I've now created my own small line, made exclusively from certified Fairtrade gold and silver and called Fair & Fine - meaning Fairtrade and fine jewellery. It's been no easy task, partly due to limited resources and also to the jewellery trade's reluctance to shine a spotlight on the provenance of one of their most important raw materials: gold. My pieces are made in Peru, from a Fairtrade gold mine that, until now, has been one of the world's largest provider of Fairtrade gold. Now, thanks in part to funding from the UK's Comic Relief charity, newly accredited mines are coming online throughout East Africa, notably Uganda, Kenya and Tanzania. The difference Fairtrade makes is immense. There are between 25 and 35 million small-scale family miners producing artisan gold. This gold usually goes into general global supply and is impossible to trace. This is the reason most often given by the jewellery industry as to why there is no country of origin labeling on jewellery. Think about it: Every piece of clothing, accessory, lipstick or other form of adornment will tell you where it comes from - not so with gold jewellery. A few notable jewellers buck the trend, such as Cred (who I work with), but whether by default or by design, jewellery remains, for the most part, a closed world of non-provenance and anonymity.

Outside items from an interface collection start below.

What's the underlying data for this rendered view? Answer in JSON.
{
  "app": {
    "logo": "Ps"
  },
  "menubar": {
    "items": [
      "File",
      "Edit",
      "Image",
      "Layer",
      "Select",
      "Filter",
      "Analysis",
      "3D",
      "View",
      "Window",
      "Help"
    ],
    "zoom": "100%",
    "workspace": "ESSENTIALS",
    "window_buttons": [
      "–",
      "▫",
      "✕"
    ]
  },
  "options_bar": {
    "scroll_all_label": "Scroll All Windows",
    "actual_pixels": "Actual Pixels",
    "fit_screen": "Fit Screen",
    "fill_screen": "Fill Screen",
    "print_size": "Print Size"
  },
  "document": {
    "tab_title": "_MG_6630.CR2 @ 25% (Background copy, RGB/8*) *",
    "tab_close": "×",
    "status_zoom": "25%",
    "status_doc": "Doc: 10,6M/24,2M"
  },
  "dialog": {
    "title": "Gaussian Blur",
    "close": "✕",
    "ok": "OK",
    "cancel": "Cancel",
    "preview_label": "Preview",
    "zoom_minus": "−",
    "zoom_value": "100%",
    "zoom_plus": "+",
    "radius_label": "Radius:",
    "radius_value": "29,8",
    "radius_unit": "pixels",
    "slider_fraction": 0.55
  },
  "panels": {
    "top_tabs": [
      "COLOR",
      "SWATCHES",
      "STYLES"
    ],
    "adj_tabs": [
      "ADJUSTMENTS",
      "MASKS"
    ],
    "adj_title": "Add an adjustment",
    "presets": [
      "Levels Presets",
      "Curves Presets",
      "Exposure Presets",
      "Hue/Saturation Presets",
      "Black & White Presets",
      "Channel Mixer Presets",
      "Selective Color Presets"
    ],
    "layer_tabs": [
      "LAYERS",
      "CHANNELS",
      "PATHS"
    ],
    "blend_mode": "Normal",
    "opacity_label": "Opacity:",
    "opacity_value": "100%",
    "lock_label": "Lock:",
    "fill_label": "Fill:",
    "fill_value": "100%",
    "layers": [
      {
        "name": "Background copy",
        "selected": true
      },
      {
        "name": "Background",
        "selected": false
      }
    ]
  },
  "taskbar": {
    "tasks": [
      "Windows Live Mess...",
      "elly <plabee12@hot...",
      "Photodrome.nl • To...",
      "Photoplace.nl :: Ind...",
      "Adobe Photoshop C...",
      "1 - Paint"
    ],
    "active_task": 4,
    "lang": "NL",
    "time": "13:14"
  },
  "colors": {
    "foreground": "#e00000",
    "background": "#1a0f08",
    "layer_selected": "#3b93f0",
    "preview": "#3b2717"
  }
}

Yet consumers increasingly demand transparency and traceability. Scandals such as the Ranu Plaza disaster in Bangladesh in 2013, when over 1000 poorly protected garment workers were killed and thousands more seriously injured by a falling building, made many resolve to raise the ethical fashion bar. Let's hope it doesn't take a similar scale disaster to jolt the jewellery industry into action. How and where our luxury goods are made matters. More consumers than ever before are saying they don't want to wear the wages of disaster, either as fashion clothing or as an accessory. Provenance is increasingly highly prized and in the jewellery world, a number of well-intentioned initiatives have been put in place. In 2012, the World Gold Council launched its conflict-free gold standard and there is also the work of the Responsible Jewellery Council, although marred by reports of gold-mining mixed with money-laundering. Some of the more ethical-sounding initiatives are also blighted by opaque accountability. I chose Fairtrade as it is the only fully accredited, independently audited (by ISEAL Alliance) and totally transparent source of gold. Not only is their audit trail clean, so are their artisan mining practices, from fewer mining pollutants to greater welfare for the miners and their families. Not to mention the practical Fairtrade premium of $2000 paid for every kilo of gold produced - money that pays for community projects such as clean water, schooling and sanitation.
If we can achieve an ethical and fair provenance for goods as transient as a T-shirt, surely we can also work towards creating a fairer and more transparent journey for the gold that we wear as jewellery - something also worn next to our skin and so often given as a symbol of eternal love. Fairtrade gold gives us that opportunity.